Thankfully, today we have brands, like Swedish Stockings, slowing things down and designing for longevity. Swedish Stockings does this by using high quality, durable materials, such as Nilit Ecocare, which is not only fabulous because it is made from recycled pre-consumer sportswear waste, but retains all the qualities of the highest quality virgin nylon material. I can personally attest to their snag resistance - this coming from someone who, as a department store cosmetics consultant, was required to wear pantyhose on the job and went to the length of keeping a "pantyhose diary" to try and crack the code as to which brand might possibly last more than two wears!
Another aspect which the average person might not associate with sustainability is viability of the design and construction - how well does it fulfil it's intended purpose? Does it fit properly? Is it comfortable? Does it look good? The last question is often the only question we ask of fast fashion. But how likely are we to care properly for an item that is uncomfortable to wear or fits poorly? We're not at all likely to spend the time or money to repair such an item and therein lies the inherent disposability of fast fashion. This is the phenomenon which we are rethinking when we choose quality over quantity.
Hosiery is not traditionally an item that is associated with comfort! But, again, Swedish Stockings has invested in the technologies required to create a product that is a pleasure to wear - something worth putting out a few extra dollars for. The majority of Swedish Stockings products are knitted using 3D technology to create tights and pantyhose with optimal body-contouring fit and texture. They come with broader waistbands and flat seams for comfort and toe reinforcements to prevent unauthorised peeping out!
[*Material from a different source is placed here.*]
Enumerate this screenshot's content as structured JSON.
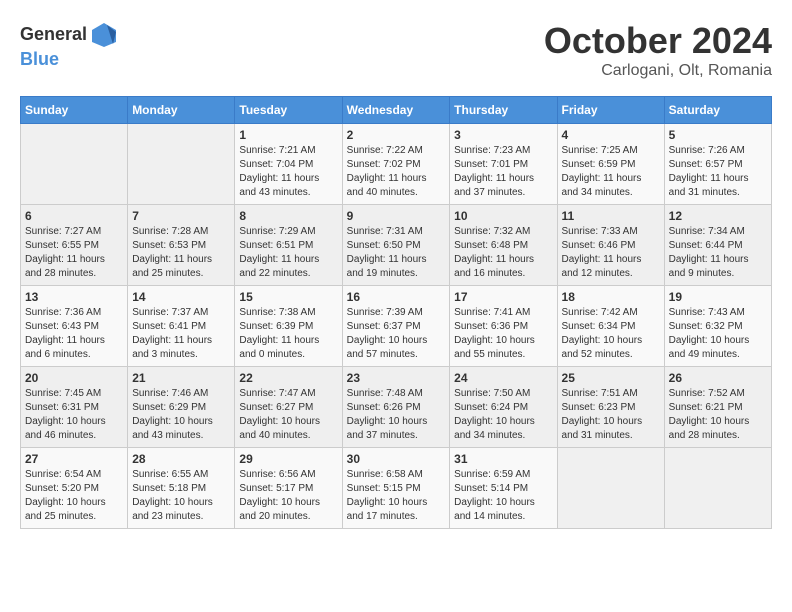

All in all, Swedish Stockings are on a mission to make us rethink our belief that fashion and more specifically, stockings, are made to be thrown away. Do you find yourself thinking of fashion as a disposable item? Maybe it's time to rethink...